William A. and Edward H. Caldwell, worthy representatives of one of the best and most high esteemed family of Siskiyou County, were born in this county September 25, 1869, and June 9, 1878, respectively, and have always resided here. They are the sons of Andrew Jackson and Leona (Arbaugh) Caldwell, who are represented elsewhere in this work.
William A. Caldwell attended the public schools of his home neighborhood, which were then somewhat limited in their methods and equipment, and also attend Brown’s Business College at Galesburg, Illinois. He gave his attention to ranching until 1905, when he entered a veterinary college, from which he was graduated. He has since given his attention mainly to that profession, and has long enjoyed a large practice throughout this section of the county. He is a member of the American Veterinary Association and is highly regarded because of his learning and skill as a veterinarian. He makes his home with his brother Edward H., in the Edgewood district.
Edward H. Caldwell, who also received his early education in the local schools, has always followed farming and is now living on a well improved ranch which he rents from Richard Cavanaugh, and which he operates according to modern methods. Mr. Caldwell married Miss Callie Belle Rucker and is the father of two children, Harold, who has the agency for a sewing machine company in Oakland, California, and Willard, at home. William A. and Edward H. Caldwell are numbered among the substantial men of the Edgewood district and have always given their support to such movements as have been initiated for the public good. They are both lovers of outdoor life, hunting and fishing being their favorite forms of recreation. They enjoy a wide acquaintance and are deservedly popular throughout the section of the valley in which they live.

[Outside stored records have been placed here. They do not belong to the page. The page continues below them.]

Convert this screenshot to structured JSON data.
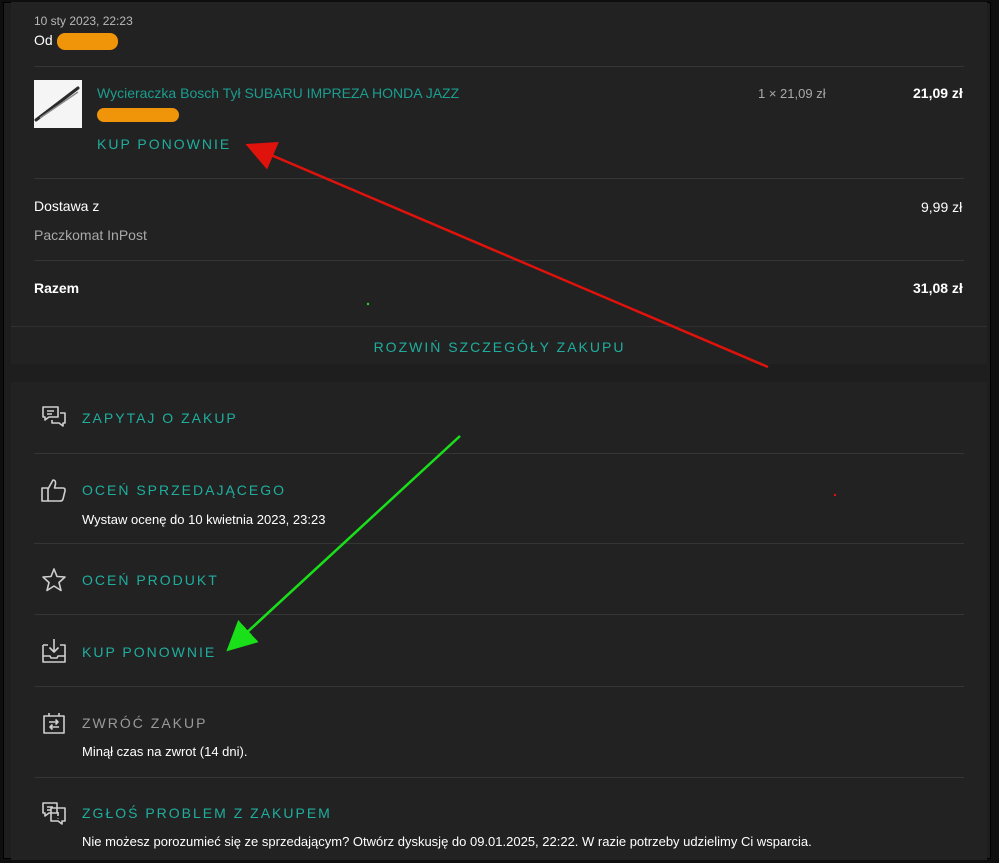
{
  "order": {
    "date": "10 sty 2023, 22:23",
    "from_label": "Od"
  },
  "item": {
    "title": "Wycieraczka Bosch Tył SUBARU IMPREZA HONDA JAZZ",
    "unit_price": "1 × 21,09 zł",
    "total": "21,09 zł",
    "buy_again": "KUP PONOWNIE"
  },
  "delivery": {
    "label": "Dostawa z",
    "method": "Paczkomat InPost",
    "price": "9,99 zł"
  },
  "summary": {
    "label": "Razem",
    "total": "31,08 zł"
  },
  "expand_label": "ROZWIŃ SZCZEGÓŁY ZAKUPU",
  "actions": [
    {
      "label": "ZAPYTAJ O ZAKUP",
      "icon": "chat-bubbles-icon"
    },
    {
      "label": "OCEŃ SPRZEDAJĄCEGO",
      "note": "Wystaw ocenę do 10 kwietnia 2023, 23:23",
      "icon": "thumbs-up-icon"
    },
    {
      "label": "OCEŃ PRODUKT",
      "icon": "star-icon"
    },
    {
      "label": "KUP PONOWNIE",
      "icon": "box-download-icon"
    },
    {
      "label": "ZWRÓĆ ZAKUP",
      "note": "Minął czas na zwrot (14 dni).",
      "icon": "return-icon",
      "disabled": true
    },
    {
      "label": "ZGŁOŚ PROBLEM Z ZAKUPEM",
      "note": "Nie możesz porozumieć się ze sprzedającym? Otwórz dyskusję do 09.01.2025, 22:22. W razie potrzeby udzielimy Ci wsparcia.",
      "icon": "report-chat-icon"
    }
  ],
  "colors": {
    "accent": "#1fae9e",
    "redaction": "#f0940a",
    "arrow_red": "#e0120c",
    "arrow_green": "#19e019"
  }
}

Transcribed by Gerald Iaquinta.
Source: Wooldridge, J. W. Major, History of Sacramento Valley California, Vol. 2 Pages 325-326. Pioneer Historical Publishing Co. Chicago 1931.
© 2010 Gerald Iaquinta.